==== Available data
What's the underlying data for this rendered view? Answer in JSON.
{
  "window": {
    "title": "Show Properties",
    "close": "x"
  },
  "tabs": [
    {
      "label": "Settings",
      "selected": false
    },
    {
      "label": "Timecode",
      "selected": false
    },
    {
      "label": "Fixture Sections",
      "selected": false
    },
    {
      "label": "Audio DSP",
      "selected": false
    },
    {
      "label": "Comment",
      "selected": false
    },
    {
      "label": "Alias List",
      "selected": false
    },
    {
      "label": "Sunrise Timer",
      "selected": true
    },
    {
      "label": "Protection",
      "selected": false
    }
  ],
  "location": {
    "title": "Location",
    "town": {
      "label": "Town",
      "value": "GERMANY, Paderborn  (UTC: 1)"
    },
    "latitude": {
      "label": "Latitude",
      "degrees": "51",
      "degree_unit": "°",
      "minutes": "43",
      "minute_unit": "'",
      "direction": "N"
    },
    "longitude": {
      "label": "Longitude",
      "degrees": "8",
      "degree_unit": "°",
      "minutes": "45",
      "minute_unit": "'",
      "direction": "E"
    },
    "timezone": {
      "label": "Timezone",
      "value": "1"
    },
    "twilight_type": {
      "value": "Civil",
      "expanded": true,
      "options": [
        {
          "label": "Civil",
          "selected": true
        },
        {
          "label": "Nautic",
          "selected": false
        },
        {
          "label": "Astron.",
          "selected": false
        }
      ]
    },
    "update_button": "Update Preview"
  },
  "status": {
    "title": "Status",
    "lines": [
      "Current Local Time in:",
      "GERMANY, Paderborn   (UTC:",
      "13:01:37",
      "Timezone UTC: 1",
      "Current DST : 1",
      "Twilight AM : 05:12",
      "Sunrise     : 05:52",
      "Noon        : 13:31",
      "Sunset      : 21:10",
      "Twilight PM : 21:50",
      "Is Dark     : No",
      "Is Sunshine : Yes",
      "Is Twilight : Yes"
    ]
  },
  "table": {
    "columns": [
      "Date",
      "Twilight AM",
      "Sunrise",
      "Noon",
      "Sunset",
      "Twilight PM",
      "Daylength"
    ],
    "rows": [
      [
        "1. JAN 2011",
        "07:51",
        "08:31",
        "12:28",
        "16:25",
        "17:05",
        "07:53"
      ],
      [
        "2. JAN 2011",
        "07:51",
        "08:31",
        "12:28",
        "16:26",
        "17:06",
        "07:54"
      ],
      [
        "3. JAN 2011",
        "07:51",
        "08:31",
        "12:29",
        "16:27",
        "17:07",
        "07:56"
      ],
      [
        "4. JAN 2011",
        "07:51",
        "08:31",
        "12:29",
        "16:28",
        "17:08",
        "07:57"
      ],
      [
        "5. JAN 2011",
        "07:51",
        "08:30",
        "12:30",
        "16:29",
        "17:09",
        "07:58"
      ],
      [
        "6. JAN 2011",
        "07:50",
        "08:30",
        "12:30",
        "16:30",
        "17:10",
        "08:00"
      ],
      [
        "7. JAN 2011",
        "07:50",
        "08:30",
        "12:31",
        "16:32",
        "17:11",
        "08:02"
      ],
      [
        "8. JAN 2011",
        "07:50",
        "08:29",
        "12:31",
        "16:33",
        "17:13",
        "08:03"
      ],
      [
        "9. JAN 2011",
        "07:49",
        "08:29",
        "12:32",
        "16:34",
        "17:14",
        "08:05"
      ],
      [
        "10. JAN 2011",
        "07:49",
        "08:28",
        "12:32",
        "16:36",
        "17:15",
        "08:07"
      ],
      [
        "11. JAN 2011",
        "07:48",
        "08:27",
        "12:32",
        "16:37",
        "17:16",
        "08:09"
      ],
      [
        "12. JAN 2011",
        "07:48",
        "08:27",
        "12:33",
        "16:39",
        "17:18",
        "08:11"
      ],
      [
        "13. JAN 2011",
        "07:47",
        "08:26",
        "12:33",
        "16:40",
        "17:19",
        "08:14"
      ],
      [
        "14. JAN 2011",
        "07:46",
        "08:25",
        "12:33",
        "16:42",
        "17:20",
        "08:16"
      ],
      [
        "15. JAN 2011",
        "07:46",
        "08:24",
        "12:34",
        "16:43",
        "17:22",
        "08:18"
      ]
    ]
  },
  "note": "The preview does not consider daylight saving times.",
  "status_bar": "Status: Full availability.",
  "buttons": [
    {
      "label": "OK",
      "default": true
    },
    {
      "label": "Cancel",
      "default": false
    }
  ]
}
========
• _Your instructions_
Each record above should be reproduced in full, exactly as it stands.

• _Exercise answer_
What's the underlying data for this rendered view? Answer in JSON.
{
  "window": {
    "title": "Show Properties",
    "close": "x"
  },
  "tabs": [
    {
      "label": "Settings",
      "selected": false
    },
    {
      "label": "Timecode",
      "selected": false
    },
    {
      "label": "Fixture Sections",
      "selected": false
    },
    {
      "label": "Audio DSP",
      "selected": false
    },
    {
      "label": "Comment",
      "selected": false
    },
    {
      "label": "Alias List",
      "selected": false
    },
    {
      "label": "Sunrise Timer",
      "selected": true
    },
    {
      "label": "Protection",
      "selected": false
    }
  ],
  "location": {
    "title": "Location",
    "town": {
      "label": "Town",
      "value": "GERMANY, Paderborn  (UTC: 1)"
    },
    "latitude": {
      "label": "Latitude",
      "degrees": "51",
      "degree_unit": "°",
      "minutes": "43",
      "minute_unit": "'",
      "direction": "N"
    },
    "longitude": {
      "label": "Longitude",
      "degrees": "8",
      "degree_unit": "°",
      "minutes": "45",
      "minute_unit": "'",
      "direction": "E"
    },
    "timezone": {
      "label": "Timezone",
      "value": "1"
    },
    "twilight_type": {
      "value": "Civil",
      "expanded": true,
      "options": [
        {
          "label": "Civil",
          "selected": true
        },
        {
          "label": "Nautic",
          "selected": false
        },
        {
          "label": "Astron.",
          "selected": false
        }
      ]
    },
    "update_button": "Update Preview"
  },
  "status": {
    "title": "Status",
    "lines": [
      "Current Local Time in:",
      "GERMANY, Paderborn   (UTC:",
      "13:01:37",
      "Timezone UTC: 1",
      "Current DST : 1",
      "Twilight AM : 05:12",
      "Sunrise     : 05:52",
      "Noon        : 13:31",
      "Sunset      : 21:10",
      "Twilight PM : 21:50",
      "Is Dark     : No",
      "Is Sunshine : Yes",
      "Is Twilight : Yes"
    ]
  },
  "table": {
    "columns": [
      "Date",
      "Twilight AM",
      "Sunrise",
      "Noon",
      "Sunset",
      "Twilight PM",
      "Daylength"
    ],
    "rows": [
      [
        "1. JAN 2011",
        "07:51",
        "08:31",
        "12:28",
        "16:25",
        "17:05",
        "07:53"
      ],
      [
        "2. JAN 2011",
        "07:51",
        "08:31",
        "12:28",
        "16:26",
        "17:06",
        "07:54"
      ],
      [
        "3. JAN 2011",
        "07:51",
        "08:31",
        "12:29",
        "16:27",
        "17:07",
        "07:56"
      ],
      [
        "4. JAN 2011",
        "07:51",
        "08:31",
        "12:29",
        "16:28",
        "17:08",
        "07:57"
      ],
      [
        "5. JAN 2011",
        "07:51",
        "08:30",
        "12:30",
        "16:29",
        "17:09",
        "07:58"
      ],
      [
        "6. JAN 2011",
        "07:50",
        "08:30",
        "12:30",
        "16:30",
        "17:10",
        "08:00"
      ],
      [
        "7. JAN 2011",
        "07:50",
        "08:30",
        "12:31",
        "16:32",
        "17:11",
        "08:02"
      ],
      [
        "8. JAN 2011",
        "07:50",
        "08:29",
        "12:31",
        "16:33",
        "17:13",
        "08:03"
      ],
      [
        "9. JAN 2011",
        "07:49",
        "08:29",
        "12:32",
        "16:34",
        "17:14",
        "08:05"
      ],
      [
        "10. JAN 2011",
        "07:49",
        "08:28",
        "12:32",
        "16:36",
        "17:15",
        "08:07"
      ],
      [
        "11. JAN 2011",
        "07:48",
        "08:27",
        "12:32",
        "16:37",
        "17:16",
        "08:09"
      ],
      [
        "12. JAN 2011",
        "07:48",
        "08:27",
        "12:33",
        "16:39",
        "17:18",
        "08:11"
      ],
      [
        "13. JAN 2011",
        "07:47",
        "08:26",
        "12:33",
        "16:40",
        "17:19",
        "08:14"
      ],
      [
        "14. JAN 2011",
        "07:46",
        "08:25",
        "12:33",
        "16:42",
        "17:20",
        "08:16"
      ],
      [
        "15. JAN 2011",
        "07:46",
        "08:24",
        "12:34",
        "16:43",
        "17:22",
        "08:18"
      ]
    ]
  },
  "note": "The preview does not consider daylight saving times.",
  "status_bar": "Status: Full availability.",
  "buttons": [
    {
      "label": "OK",
      "default": true
    },
    {
      "label": "Cancel",
      "default": false
    }
  ]
}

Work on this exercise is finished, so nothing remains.